Fans, coaches and even a few general managers alike have griped: Can we do something about this %&#$ing playoff format?

Three of the NHL’s top five teams are guaranteed to be eliminated from the Stanley Cup playoffs in the second round or earlier, based on the standings entering Monday night’s action.

Only two of Tampa Bay, Calgary, Boston, San Jose and Toronto could make it to the Conference Final with the current bracket format.

But the playoff format won’t be a topic of conversation at this week’s annual GM meetings in sunny South Florida.

“It’s not on the agenda,” NHL senior executive vice-president Colin Campbell said Monday.

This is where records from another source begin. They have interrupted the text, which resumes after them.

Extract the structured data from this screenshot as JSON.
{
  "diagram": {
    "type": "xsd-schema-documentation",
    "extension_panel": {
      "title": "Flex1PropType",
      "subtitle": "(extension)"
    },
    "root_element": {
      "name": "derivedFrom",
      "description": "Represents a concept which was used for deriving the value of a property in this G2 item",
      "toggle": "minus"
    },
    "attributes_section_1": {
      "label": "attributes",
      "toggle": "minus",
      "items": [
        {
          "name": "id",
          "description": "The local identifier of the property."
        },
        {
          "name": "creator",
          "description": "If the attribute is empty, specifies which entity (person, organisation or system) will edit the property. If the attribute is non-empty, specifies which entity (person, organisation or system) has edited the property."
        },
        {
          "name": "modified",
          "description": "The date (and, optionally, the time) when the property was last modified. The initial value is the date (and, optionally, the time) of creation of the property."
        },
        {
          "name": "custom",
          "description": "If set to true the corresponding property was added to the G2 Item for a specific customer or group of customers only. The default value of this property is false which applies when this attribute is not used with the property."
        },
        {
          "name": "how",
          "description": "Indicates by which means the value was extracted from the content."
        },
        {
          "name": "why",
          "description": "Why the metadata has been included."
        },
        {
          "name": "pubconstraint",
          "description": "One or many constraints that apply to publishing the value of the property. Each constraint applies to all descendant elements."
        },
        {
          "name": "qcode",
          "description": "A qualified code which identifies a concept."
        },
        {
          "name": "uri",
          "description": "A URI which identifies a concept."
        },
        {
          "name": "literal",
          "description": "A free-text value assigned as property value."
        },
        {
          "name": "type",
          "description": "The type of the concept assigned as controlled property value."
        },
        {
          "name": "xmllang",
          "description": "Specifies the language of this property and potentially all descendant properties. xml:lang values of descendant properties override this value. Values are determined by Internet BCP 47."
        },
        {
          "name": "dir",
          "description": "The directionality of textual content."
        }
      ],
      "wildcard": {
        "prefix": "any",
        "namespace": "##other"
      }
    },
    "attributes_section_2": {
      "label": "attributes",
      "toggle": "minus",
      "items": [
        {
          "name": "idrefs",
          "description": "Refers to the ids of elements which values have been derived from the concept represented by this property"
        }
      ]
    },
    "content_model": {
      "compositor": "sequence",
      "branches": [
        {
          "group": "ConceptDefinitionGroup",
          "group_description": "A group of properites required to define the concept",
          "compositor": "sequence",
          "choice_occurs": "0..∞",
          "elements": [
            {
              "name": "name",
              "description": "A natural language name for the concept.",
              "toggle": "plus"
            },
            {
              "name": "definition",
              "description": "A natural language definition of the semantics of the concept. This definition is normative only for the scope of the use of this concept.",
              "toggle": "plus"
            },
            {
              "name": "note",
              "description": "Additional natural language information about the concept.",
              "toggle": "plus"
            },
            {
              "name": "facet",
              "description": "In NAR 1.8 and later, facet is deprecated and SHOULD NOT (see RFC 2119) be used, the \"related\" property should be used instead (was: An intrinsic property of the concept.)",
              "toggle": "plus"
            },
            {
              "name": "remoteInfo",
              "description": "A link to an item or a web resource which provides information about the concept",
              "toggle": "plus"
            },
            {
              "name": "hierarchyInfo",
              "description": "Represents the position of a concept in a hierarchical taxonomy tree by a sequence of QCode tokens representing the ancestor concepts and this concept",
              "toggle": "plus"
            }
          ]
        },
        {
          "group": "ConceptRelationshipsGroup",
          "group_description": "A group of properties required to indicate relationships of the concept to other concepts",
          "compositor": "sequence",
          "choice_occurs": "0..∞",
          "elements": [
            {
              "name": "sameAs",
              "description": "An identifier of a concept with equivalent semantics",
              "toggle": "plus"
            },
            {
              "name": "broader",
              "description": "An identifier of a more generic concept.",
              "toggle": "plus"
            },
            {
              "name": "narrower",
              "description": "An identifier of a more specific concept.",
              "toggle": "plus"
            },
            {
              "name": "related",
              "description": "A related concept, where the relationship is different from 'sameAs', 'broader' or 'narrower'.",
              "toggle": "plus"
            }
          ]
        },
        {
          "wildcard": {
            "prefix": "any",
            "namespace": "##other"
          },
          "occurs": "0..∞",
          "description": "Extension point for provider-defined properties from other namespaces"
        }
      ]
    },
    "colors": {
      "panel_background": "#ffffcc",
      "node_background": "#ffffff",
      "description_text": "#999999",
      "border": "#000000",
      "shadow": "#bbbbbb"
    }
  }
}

Campbell joked that the topic was above his pay grade. But Campbell’s superiors, commissioner Gary Bettman and deputy commissioner Bill Daly, have been unwavering in their support for the current format. There is little appetite for change, both from the executive side and the majority of general managers, the stewards of the game.

“I would say that there doesn’t appear to be a consensus or desire for change,” Daly said Monday. “The current system has done what it was intended to do. It’s emphasized and featured rivalries in early round matchups. And that has generated enhanced interest and better [television] ratings.”

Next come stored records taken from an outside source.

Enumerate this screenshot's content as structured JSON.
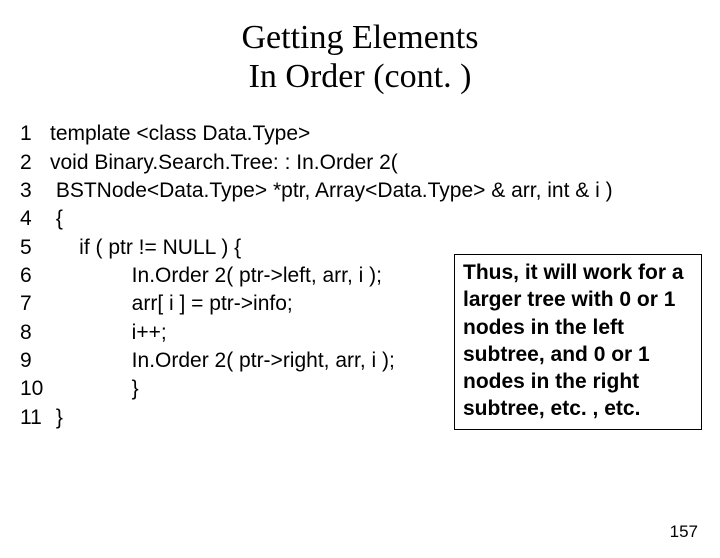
{
  "title_line1": "Getting Elements",
  "title_line2": "In Order (cont. )",
  "code": {
    "l1": "template <class Data.Type>",
    "l2": "void Binary.Search.Tree: : In.Order 2(",
    "l3": " BSTNode<Data.Type> *ptr, Array<Data.Type> & arr, int & i )",
    "l4": " {",
    "l5": "     if ( ptr != NULL ) {",
    "l6": "              In.Order 2( ptr->left, arr, i );",
    "l7": "              arr[ i ] = ptr->info;",
    "l8": "              i++;",
    "l9": "              In.Order 2( ptr->right, arr, i );",
    "l10": "              }",
    "l11": " }"
  },
  "annotation": "Thus, it will work for a larger tree with 0 or 1 nodes in the left subtree, and 0 or 1 nodes in the right subtree, etc. , etc.",
  "page_number": "157"
}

Proponents argue that while the current format may send some of the best teams home earlier than they’d like, those intense clashes in the first and second round are the best they can be because the players aren’t yet totally worn down by the sheer grind that is the Stanley Cup playoffs.

So if you’re a fan of the Nashville Predators or Winnipeg Jets, one of the teams that will likely be booted in the second round or earlier, it’s a bummer - but you’re seeing the freshest and best hockey possible.

Unlike the NBA playoffs, which are a slow burn to get to the best matchups, the NHL is hot right out of the gate in early April. The consequence is that the Conference Final round has sometimes lost a little bit of flavour.

Critics argue that the current format simply dilutes the meaning of a long, 82-game regular season and that being one of the best teams over the 186-day grind provides little reward.

The truth is that any system, even the old one-versus-eight setup that existed before 2013, has its own quirks and pitfalls – namely rewarding weak division winners. 

So anyone hoping for change shouldn’t hold their breath. A new playoff format is not anywhere on the horizon.

Contact Frank Seravalli on Twitter: @frank_seravalli​